Soil salinity is one of the most damaging environmental problems worldwide, especially in arid and semi-arid regions. An integrated approach using remote sensing in addition to various statistical methods has shown success for developing soil salinity prediction models. The aim of this study was to develop statistical regression models based on remotely sensed indicators to predict and map spatial variation in soil salinity in the Al Hassa oasis. Different spectral indices were calculated from original bands of IKONOS images. Statistical correlation between field measurements of Electrical Conductivity (EC), spectral indices and IKONOS original bands showed that the Salinity Index (SI) and red band (band 3) had the highest correlation with EC. Combining these two remotely sensed variables into one model yielded the best fit with R2

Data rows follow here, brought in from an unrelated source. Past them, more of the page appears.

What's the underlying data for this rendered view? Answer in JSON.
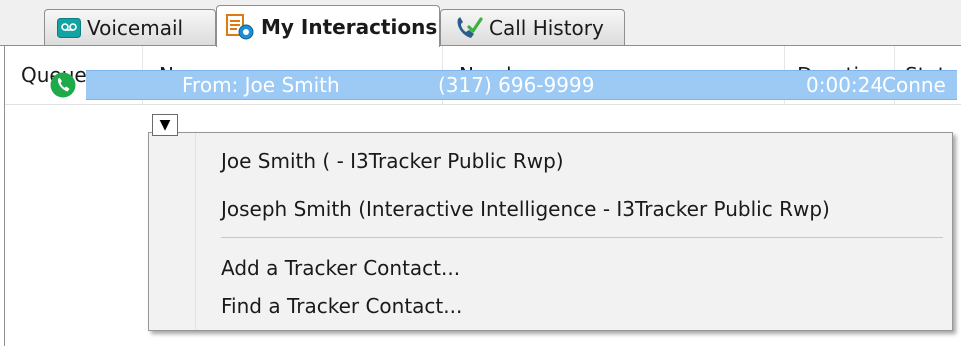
{
  "tabs": [
    {
      "label": "Voicemail",
      "icon": "voicemail-icon",
      "selected": false
    },
    {
      "label": "My Interactions",
      "icon": "interactions-icon",
      "selected": true
    },
    {
      "label": "Call History",
      "icon": "call-history-icon",
      "selected": false
    }
  ],
  "columns": {
    "queue": "Queue",
    "name": "Name",
    "number": "Number",
    "duration": "Duration",
    "state": "State"
  },
  "row": {
    "name": "From: Joe Smith",
    "number": "(317) 696-9999",
    "duration": "0:00:24",
    "state": "Conne",
    "status_icon": "phone-connected-icon",
    "dropdown_glyph": "▼"
  },
  "menu": {
    "items": [
      "Joe Smith ( - I3Tracker Public Rwp)",
      "Joseph Smith  (Interactive Intelligence - I3Tracker Public Rwp)",
      "Add a Tracker Contact...",
      "Find a Tracker Contact..."
    ]
  },
  "colors": {
    "selection": "#9ccaf5",
    "phone_green": "#1faa4a",
    "voicemail_teal": "#13a3a3",
    "tab_border": "#8e8f8f"
  }
}
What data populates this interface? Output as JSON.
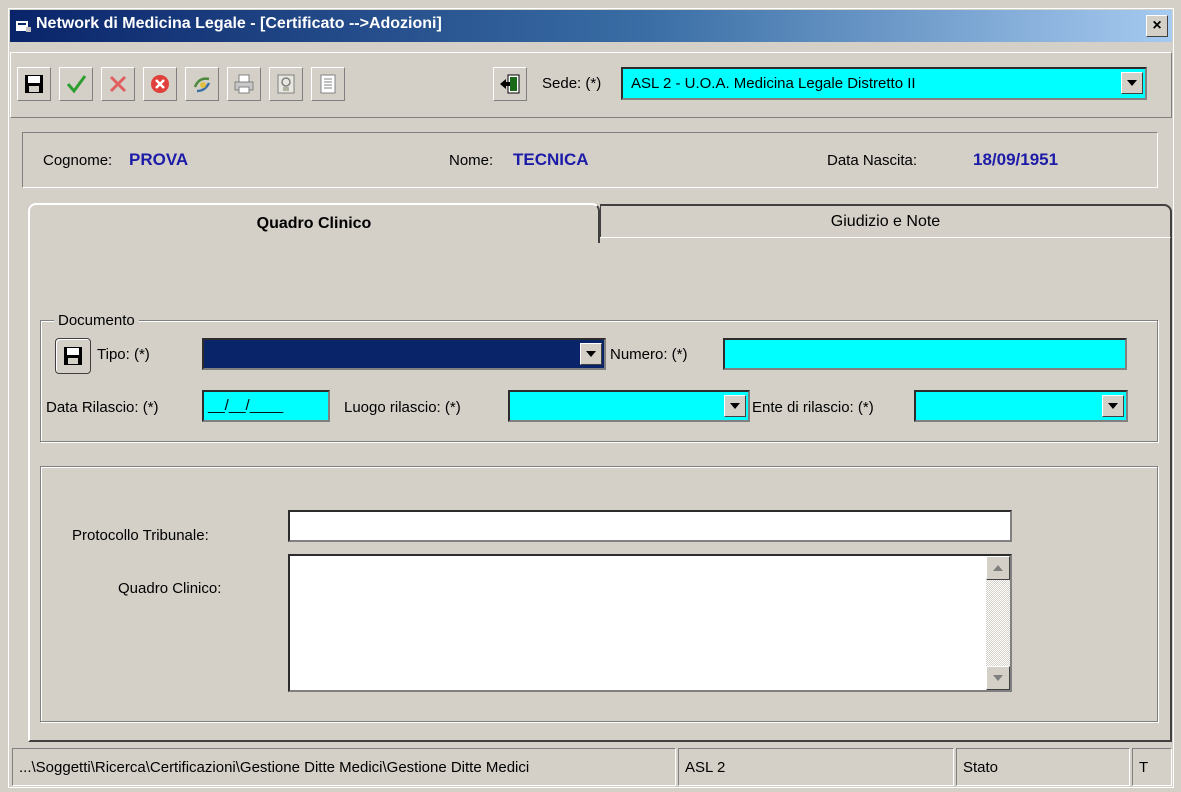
{
  "window": {
    "title": "Network di Medicina Legale - [Certificato -->Adozioni]",
    "close_label": "×"
  },
  "toolbar": {
    "buttons": [
      {
        "name": "save-icon",
        "color": "#000000"
      },
      {
        "name": "check-icon",
        "color": "#2e9e2e"
      },
      {
        "name": "cancel-x-icon",
        "color": "#e06060"
      },
      {
        "name": "delete-circle-icon",
        "color": "#e0413a"
      },
      {
        "name": "refresh-icon",
        "color": "#4a8a3a"
      },
      {
        "name": "print-icon",
        "color": "#808080"
      },
      {
        "name": "certificate-icon",
        "color": "#808080"
      },
      {
        "name": "document-icon",
        "color": "#808080"
      },
      {
        "name": "exit-icon",
        "color": "#1a6a1a"
      }
    ],
    "sede_label": "Sede: (*)",
    "sede_value": "ASL 2 - U.O.A. Medicina Legale Distretto II"
  },
  "patient": {
    "cognome_label": "Cognome:",
    "cognome_value": "PROVA",
    "nome_label": "Nome:",
    "nome_value": "TECNICA",
    "nascita_label": "Data Nascita:",
    "nascita_value": "18/09/1951"
  },
  "tabs": [
    {
      "label": "Quadro Clinico",
      "active": true
    },
    {
      "label": "Giudizio e Note",
      "active": false
    }
  ],
  "documento": {
    "legend": "Documento",
    "tipo_label": "Tipo: (*)",
    "tipo_value": "",
    "numero_label": "Numero: (*)",
    "numero_value": "",
    "data_rilascio_label": "Data Rilascio: (*)",
    "data_rilascio_value": "__/__/____",
    "luogo_label": "Luogo rilascio: (*)",
    "luogo_value": "",
    "ente_label": "Ente di rilascio: (*)",
    "ente_value": ""
  },
  "dettagli": {
    "protocollo_label": "Protocollo Tribunale:",
    "protocollo_value": "",
    "quadro_label": "Quadro Clinico:",
    "quadro_value": ""
  },
  "status_bar": {
    "path": "...\\Soggetti\\Ricerca\\Certificazioni\\Gestione Ditte Medici\\Gestione Ditte Medici",
    "asl": "ASL 2",
    "blank": "",
    "stato": "Stato",
    "mode": "T"
  },
  "colors": {
    "required_field": "#00ffff",
    "selected_field": "#0a246a",
    "patient_value": "#1c1ca8"
  }
}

= 0.65. The results revealed that the high performance of this combined model is attributed to: (i) the spatial resolution of the images; (ii) the great potential of the enhanced images, derived from SI, by enhancing and delineating the spatial variation of soil salinity; and (iii) the superiority of band 3 in retrieving soil salinity features and patterns, which was explained by the high reflectance of the smooth and bright surface crust and the low reflectance of the coarse dark puffy crust. Soil salinity maps generated using the selected model showed that strongly saline soils (>16 dS/m) with variable spatial distribution were the dominant class over the study area. The spatial variability of this class over the investigated areas was attributed to a variety factors, including soil factors, management related factors and climate factors. The results demonstrate that modelling and mapping spatial variation in soil salinity based on regression analysis and remote sensing data is a promising approach, as it facilitates timely detection with a low-cost procedure and allows decision makers to decide what necessary action should be taken in the early stages to prevent soil salinity from becoming prevalent, sustaining agricultural lands and natural ecosystems.